She said she received a call from Ponca City police asking DHS workers to respond to the hospital regarding a drowning. She interviewed some of the children who were at the lake.
Linder said Bales admitted that Primeaux was her responsibility.
Taylor gave closing statements to the jury.
She told the jury that both sides agree on what happened and explained that their job is to find Bales guilty or not guilty of murder or child neglect but not both.
She told the jury not to throw common sense out of the window and that Bales didn’t give Haley enough supervision to keep her safe.
Loftis told the jury that perspective gets lost in cases. “They were going to the lake to have a good time with friends and family,” said Loftis.
Loftis told the jury that Bales transferred the responsibility to look out for Haley and the others to Jackson and that it is legal to do that. “She told Jackson she was going to the store and to watch the kids,” said Loftis.
Hermanson told the jury that Bales decided going to get cigarettes was more important than watching the 16 kids.
Hermanson said the incident was preventable and foreseeable.
After the verdict, Loftis issued the following statement.
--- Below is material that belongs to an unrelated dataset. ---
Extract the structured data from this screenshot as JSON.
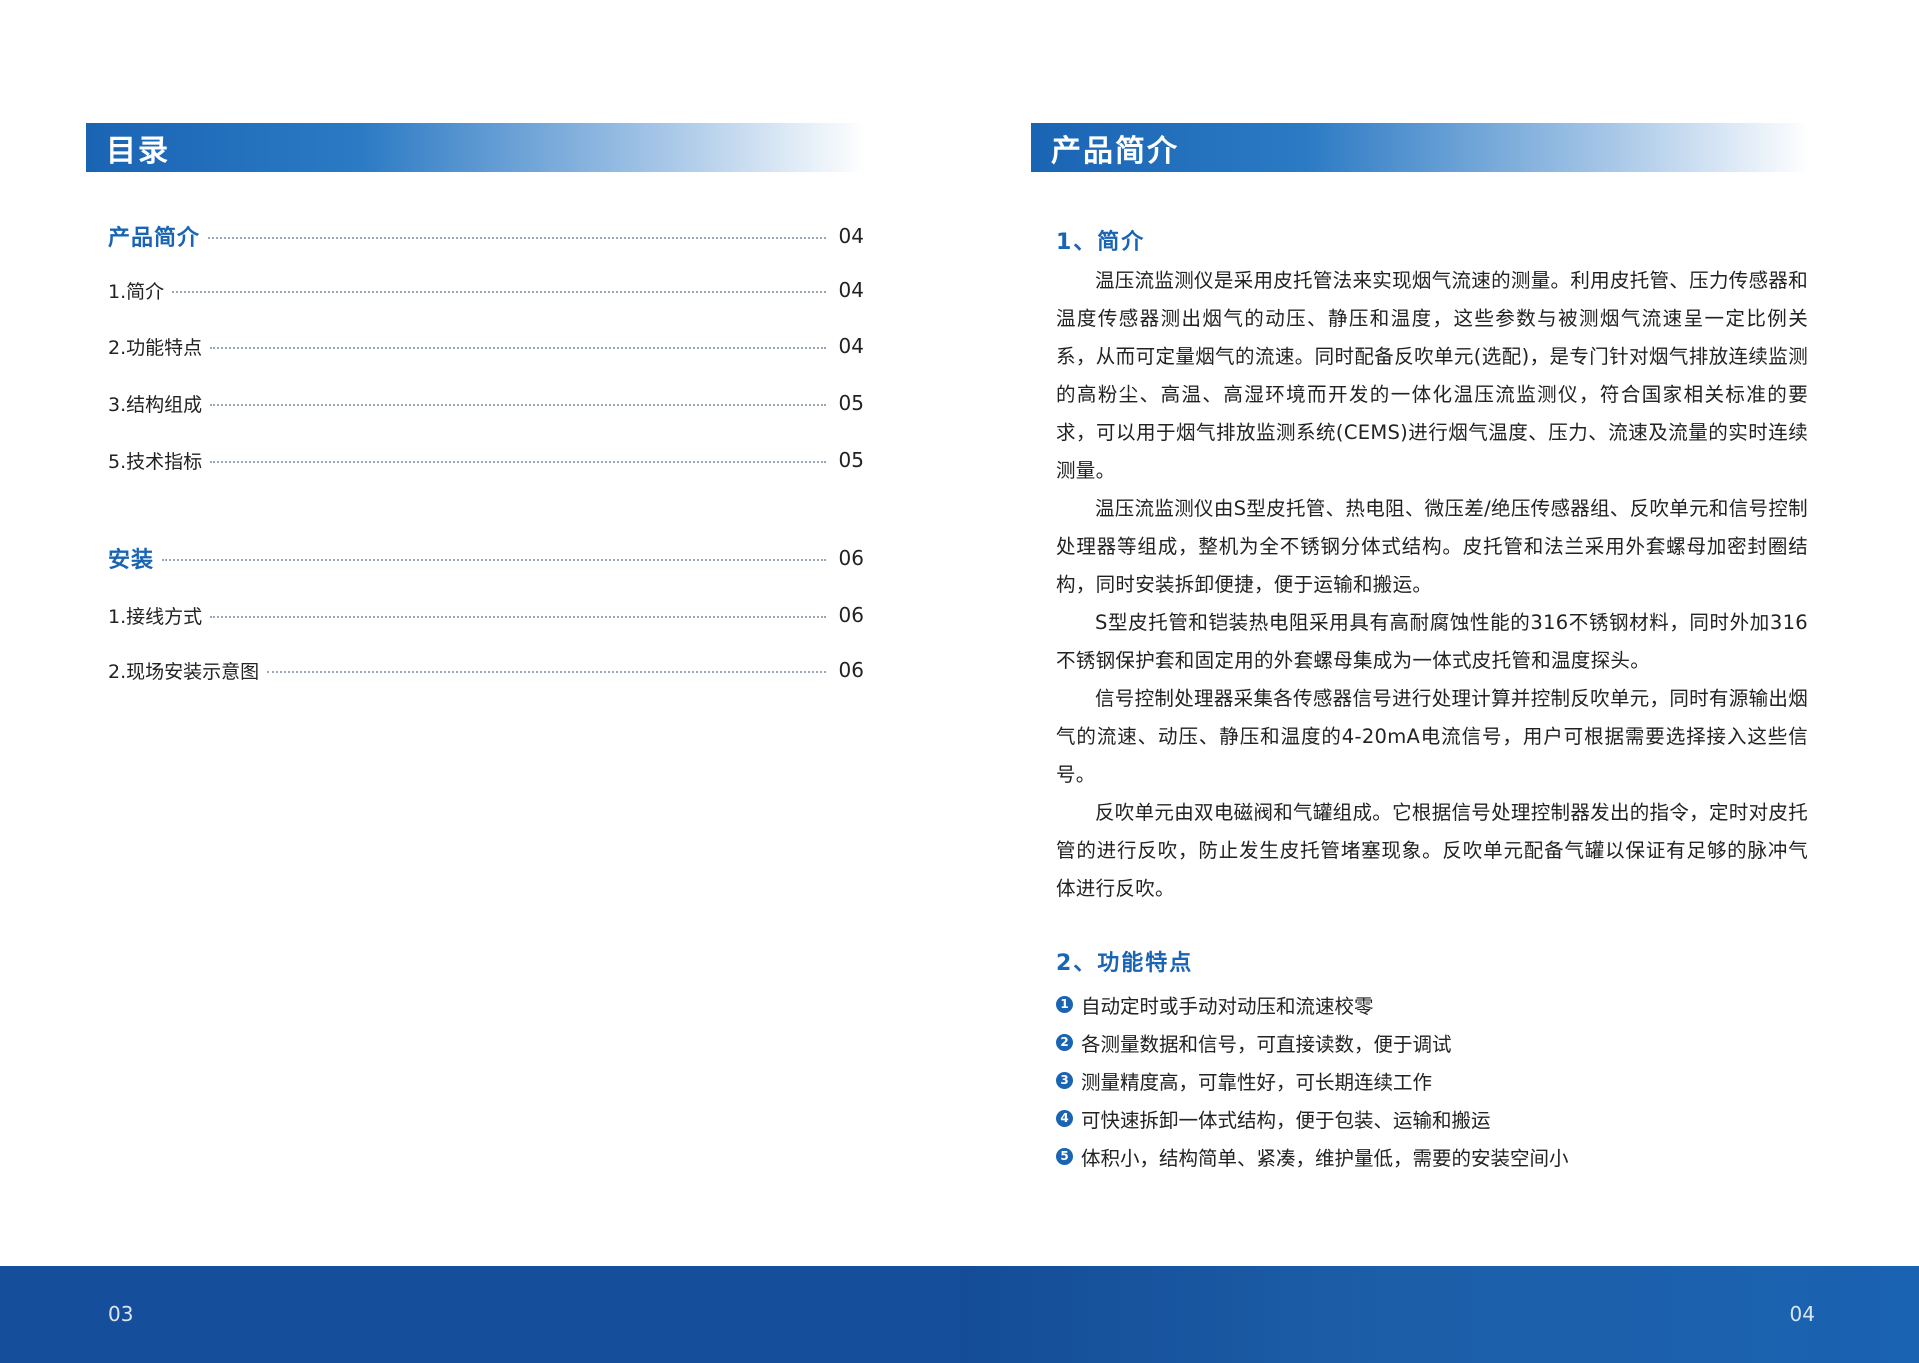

“Anytime a small child has their life cut short it is a terrible tragedy. My heart goes out to the entire family of this little girl as I can’t even begin to imagine the emotional toll this loss has caused them. Obviously, i am disappointed for Esther Bales and her family. Not only has Esther’s family had to grieve the loss of a family member that died in this tragic accident but now they have been handed another major setback in that there is now going to be kids without their mother and grandmother because of the 30 year prison sentence that Esther is going to have serve. I am not going to criticize the jury for the decision they made because they did what they thought was right. I respect the process and it wouldn’t be appropriate to direct any criticism towards the jury as they were in a difficult position having to decide a case like this. Mr. Hermanson and Ms. Taylor did an outstanding job prosecuting this case. I will say their job was made a whole lot easier by the fact that this was hands down the best investigated case that I have ever had to defend against. There were no major factual issues to dispute because of the thoroughness of the investigation, the what happened and how it happened were locked down solid and all key witnesses were interviewed almost immediately after this accident occurred. When a case is thoroughly investigated like that it can be tough to overcome from a defense stand point.”
Bales must serve 25 and half years before becoming eligible for parole.
Loftis said the verdict will be appealed.
Hermanson issued the following statement.
“This case was a very difficult case for the police, paramedics, hospital personnel, witnesses, jurors and prosecutors. The death of a young child is a terrible tragedy. I appreciate the fact that these jurors took their obligation as jurors seriously and reached an appropriate verdict in this matter. To place young children in such a dangerous situation as this defendant did in this case required the strong decision that the jury rendered.”